Baier added, "For me, the title has more to do with my philosophical approach to life. Life happens while you blink, all the time, non-stop and it is silly to hope for something in the future that is somehow going to make your life better.
"Our brains are constantly searching, looking, judging ... 'Happens While You Blink' reminds me to take a breath and be present to life in every moment, in every word I write, just writing and being."
Melodrome is fired up for their Helsinki gig, armed with a new batch of songs and a stripped-down sound (the group is now a trio after the departure of guitarist, Darren Todd).
"We love Helsinki and look forward to celebrate our second release party there," said Baier.
"We also love our friends and look forward to blowing their socks off!!"
Stahl concurred. "Playing a local gig at a Club like Helsinki is definitely the most fun to play," he said. "Only Madison Square Garden can top that."
Dave Madeloni can be reached at firstname.lastname@example.org
i just wanted to say--that gig was really really really really good.
really nice new stuff and i
love the album
and it's not cause i'm a big fan already
you guys are a really excellent pop ROCK band
you all have something special...
love love happens
thanks for a show that cheered me the hell up and makes me excited about MUSIC
not doing music, just excited about music itself
ps and you can tell that to the boys
The Sidewalk Ends
I bought this CD after hearing the band at a small gig in New York City, and now every time I hear a hot new CD, like those by the Wrens or Beulah, I think they're not as good as these guys, who rival any major band out there--U2, R.E.M, Coldplay--with consistently compelling songs (not a dud on the CD), great melodies, lyrics, and a rocking edge. I liked the CD immediately and after playing it just one or two times, the songs were going around in my head, not just one or two, but all of them; it was eerie. Then I just couldn't stop playing it. It they come to your town, go now. When these guys catch on, it'll be hard to get tickets.
Best record I have bought since the first Coldplay record
Always great when you can buy something before it hits the mainstream and feel like you were a part of it when it was just starting out.
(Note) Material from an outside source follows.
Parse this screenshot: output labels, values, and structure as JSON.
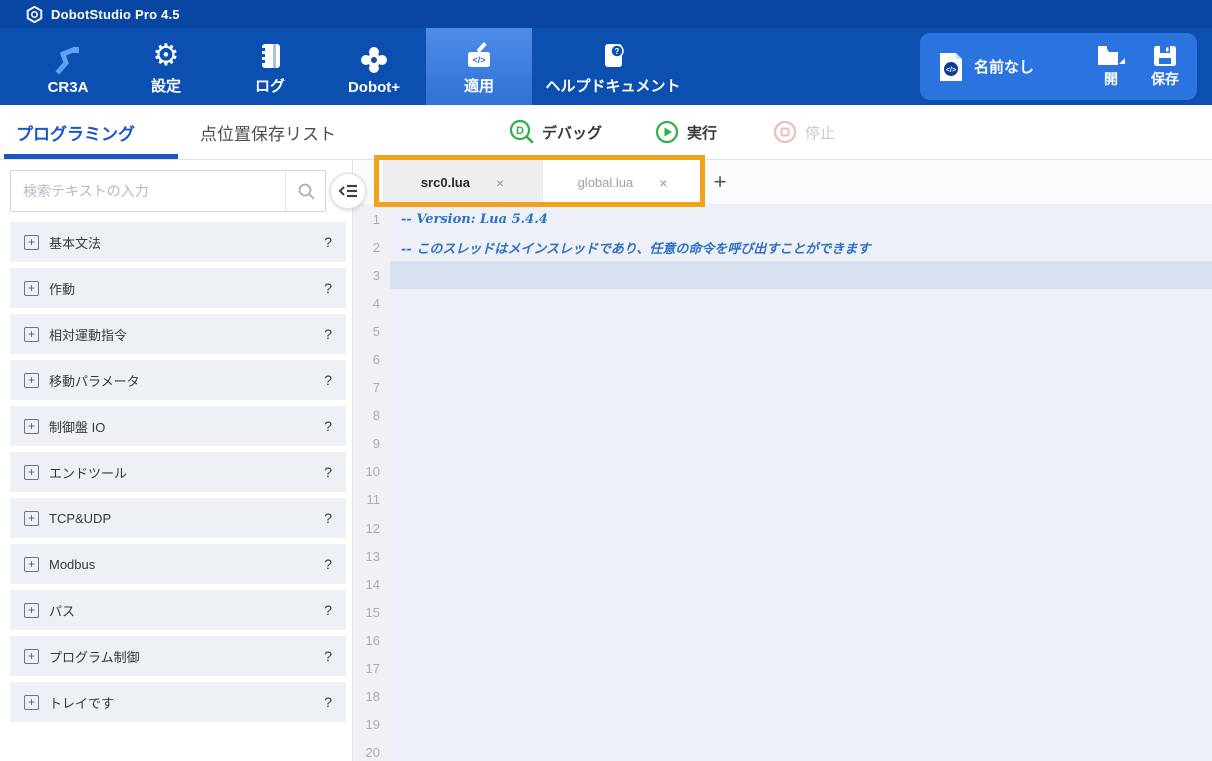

This record is destined to be a classic if not on a global scale then on the scale of ....like a Nick Drake or some other artist that we look back on and go....why were they never big. I'm beginning to like it when artists only get to be a certain level of famous. Robby Baier as a solo artist is being called the male version of Ani Difranco, this new band of his solidifies his place in my eyes as a unique talent and one that will be giving us great songs to listen to for years to come. It doesn't hurt that he lives in Western, MA my home town. At any rate the record is pretty darn cool for something that isn't a major label release, self produced and doesn't have ClearChannel giving away Rolex's to DJ's for playing it, buy it, you'll like it I promise.